Check every line of the material for the word "Деталь". Copy those that have it.

Top of DATA SHOWN

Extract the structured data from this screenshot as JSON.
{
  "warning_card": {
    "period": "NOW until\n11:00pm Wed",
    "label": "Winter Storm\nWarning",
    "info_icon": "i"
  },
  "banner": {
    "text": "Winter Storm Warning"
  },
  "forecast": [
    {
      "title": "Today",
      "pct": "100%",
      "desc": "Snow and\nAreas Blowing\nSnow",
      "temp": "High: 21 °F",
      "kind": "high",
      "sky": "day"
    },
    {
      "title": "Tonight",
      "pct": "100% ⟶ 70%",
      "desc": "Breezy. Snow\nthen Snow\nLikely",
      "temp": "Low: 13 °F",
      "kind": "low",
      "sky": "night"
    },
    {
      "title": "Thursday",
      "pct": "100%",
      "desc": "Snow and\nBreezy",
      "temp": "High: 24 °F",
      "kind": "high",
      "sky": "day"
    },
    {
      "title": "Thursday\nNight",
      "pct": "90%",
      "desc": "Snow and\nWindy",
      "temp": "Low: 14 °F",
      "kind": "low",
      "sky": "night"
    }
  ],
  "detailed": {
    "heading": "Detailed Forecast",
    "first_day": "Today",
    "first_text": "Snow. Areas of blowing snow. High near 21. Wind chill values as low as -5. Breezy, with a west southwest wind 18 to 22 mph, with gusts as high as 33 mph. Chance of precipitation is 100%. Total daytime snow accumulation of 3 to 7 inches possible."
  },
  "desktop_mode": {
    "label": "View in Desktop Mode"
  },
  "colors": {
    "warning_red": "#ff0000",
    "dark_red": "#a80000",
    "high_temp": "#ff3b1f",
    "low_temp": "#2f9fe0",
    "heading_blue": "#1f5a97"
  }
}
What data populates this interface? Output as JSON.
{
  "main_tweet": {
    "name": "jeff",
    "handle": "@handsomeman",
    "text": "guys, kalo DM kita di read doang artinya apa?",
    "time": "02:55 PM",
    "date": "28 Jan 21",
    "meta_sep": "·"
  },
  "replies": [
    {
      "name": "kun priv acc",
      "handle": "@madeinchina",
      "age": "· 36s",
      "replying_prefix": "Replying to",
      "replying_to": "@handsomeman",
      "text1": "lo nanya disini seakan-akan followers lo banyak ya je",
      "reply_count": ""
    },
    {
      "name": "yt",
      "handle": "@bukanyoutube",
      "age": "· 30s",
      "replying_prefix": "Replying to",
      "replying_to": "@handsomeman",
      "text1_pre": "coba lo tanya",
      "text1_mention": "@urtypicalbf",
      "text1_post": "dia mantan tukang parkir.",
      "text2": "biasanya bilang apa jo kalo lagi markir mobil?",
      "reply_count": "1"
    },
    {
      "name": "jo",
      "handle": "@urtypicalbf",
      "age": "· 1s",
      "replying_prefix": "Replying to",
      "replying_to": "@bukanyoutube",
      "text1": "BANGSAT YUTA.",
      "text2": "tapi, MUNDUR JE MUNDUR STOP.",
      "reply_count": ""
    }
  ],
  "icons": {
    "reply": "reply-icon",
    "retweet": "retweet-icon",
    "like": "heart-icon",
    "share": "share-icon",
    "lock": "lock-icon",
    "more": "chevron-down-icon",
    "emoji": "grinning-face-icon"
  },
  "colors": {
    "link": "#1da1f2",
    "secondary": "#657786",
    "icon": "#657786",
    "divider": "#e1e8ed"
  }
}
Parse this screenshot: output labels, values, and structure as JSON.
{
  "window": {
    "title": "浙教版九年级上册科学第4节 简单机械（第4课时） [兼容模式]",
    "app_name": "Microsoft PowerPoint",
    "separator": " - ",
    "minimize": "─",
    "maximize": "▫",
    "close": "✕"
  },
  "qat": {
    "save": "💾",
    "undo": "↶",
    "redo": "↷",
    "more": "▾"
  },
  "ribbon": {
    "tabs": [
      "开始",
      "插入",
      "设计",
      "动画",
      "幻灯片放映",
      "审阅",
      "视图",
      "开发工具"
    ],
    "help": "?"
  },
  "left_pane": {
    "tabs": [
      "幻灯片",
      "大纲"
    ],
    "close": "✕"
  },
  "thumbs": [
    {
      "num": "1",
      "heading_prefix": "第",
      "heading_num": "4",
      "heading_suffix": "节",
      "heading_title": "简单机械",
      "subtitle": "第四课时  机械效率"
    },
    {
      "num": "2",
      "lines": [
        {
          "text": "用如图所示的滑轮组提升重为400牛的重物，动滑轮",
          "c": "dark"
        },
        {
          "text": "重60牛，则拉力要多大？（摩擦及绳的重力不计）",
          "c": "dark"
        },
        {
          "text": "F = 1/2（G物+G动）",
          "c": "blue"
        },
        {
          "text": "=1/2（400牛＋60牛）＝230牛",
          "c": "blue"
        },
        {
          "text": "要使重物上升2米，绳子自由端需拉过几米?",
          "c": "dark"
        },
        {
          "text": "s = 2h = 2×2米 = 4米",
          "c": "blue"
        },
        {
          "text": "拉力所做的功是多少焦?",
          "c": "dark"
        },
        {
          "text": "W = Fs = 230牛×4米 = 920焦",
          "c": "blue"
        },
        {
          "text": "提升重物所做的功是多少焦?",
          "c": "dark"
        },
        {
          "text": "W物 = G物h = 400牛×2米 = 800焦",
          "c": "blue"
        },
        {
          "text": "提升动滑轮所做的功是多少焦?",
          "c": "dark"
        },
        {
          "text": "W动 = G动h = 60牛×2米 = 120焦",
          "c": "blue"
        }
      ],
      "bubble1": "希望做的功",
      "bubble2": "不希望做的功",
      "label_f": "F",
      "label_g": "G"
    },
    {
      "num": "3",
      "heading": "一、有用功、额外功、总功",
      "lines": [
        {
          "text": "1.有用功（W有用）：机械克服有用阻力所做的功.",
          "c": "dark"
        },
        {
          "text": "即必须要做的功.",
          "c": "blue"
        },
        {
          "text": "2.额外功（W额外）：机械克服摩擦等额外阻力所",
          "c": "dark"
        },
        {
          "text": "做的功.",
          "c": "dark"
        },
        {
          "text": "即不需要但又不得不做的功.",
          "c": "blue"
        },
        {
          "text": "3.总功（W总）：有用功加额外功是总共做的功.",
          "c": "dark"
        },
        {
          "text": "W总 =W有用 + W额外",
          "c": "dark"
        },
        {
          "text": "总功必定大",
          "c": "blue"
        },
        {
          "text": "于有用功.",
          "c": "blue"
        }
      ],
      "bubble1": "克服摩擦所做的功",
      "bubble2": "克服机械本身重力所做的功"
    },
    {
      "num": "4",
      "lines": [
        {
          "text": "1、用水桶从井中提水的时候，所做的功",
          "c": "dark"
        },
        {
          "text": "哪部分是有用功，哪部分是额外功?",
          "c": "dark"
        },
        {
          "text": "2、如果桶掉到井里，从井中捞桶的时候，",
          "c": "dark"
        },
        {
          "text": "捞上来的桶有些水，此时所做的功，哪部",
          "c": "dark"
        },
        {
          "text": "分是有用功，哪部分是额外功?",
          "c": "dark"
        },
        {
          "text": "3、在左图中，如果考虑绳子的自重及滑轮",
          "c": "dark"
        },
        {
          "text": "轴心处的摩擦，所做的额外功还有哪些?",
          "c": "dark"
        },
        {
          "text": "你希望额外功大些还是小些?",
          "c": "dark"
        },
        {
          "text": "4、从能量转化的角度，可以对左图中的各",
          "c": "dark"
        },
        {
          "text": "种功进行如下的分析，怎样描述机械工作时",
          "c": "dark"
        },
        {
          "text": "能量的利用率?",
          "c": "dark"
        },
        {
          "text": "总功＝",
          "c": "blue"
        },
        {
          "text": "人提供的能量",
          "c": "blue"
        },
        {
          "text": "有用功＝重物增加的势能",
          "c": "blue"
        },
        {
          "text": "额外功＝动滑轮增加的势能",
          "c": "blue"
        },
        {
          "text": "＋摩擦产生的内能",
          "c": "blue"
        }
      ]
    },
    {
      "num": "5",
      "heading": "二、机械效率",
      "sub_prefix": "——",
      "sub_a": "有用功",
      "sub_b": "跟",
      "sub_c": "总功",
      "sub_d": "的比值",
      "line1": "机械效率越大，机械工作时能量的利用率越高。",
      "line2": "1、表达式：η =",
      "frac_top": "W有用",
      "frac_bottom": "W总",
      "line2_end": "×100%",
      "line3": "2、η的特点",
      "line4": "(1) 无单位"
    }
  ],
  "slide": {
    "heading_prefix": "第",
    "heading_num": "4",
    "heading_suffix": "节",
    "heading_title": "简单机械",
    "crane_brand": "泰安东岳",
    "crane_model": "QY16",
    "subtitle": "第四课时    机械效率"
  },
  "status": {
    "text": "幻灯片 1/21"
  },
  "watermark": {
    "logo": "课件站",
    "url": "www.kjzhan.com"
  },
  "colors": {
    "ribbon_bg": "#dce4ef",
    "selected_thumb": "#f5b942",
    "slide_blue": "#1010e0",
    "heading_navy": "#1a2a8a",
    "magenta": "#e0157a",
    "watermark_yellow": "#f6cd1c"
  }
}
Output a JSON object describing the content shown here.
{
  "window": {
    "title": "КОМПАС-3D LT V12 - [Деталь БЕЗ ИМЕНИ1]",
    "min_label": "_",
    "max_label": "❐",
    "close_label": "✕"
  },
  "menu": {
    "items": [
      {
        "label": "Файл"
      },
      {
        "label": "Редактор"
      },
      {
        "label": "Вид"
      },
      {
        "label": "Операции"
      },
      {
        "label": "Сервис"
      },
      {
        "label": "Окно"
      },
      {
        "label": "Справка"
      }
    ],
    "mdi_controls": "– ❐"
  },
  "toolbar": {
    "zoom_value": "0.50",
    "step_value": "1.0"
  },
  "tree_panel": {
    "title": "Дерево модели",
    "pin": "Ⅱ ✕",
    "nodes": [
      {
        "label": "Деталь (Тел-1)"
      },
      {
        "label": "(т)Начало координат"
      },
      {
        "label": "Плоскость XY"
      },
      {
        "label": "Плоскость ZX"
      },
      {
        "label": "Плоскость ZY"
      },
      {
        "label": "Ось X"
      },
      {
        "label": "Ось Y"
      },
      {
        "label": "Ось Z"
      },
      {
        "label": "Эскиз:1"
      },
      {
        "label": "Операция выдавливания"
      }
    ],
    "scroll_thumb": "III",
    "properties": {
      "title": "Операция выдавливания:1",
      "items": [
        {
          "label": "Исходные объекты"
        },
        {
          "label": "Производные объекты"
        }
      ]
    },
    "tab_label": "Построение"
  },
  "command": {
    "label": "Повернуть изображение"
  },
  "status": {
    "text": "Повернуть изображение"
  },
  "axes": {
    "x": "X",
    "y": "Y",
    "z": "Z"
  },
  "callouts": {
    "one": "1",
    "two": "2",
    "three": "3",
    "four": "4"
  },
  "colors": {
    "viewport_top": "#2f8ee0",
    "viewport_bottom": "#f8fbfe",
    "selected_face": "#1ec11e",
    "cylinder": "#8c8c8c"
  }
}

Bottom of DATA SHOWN

▶ [RESPONSE TO THE TASK]
    "title": "КОМПАС-3D LT V12 - [Деталь БЕЗ ИМЕНИ1]",
        "label": "Деталь (Тел-1)"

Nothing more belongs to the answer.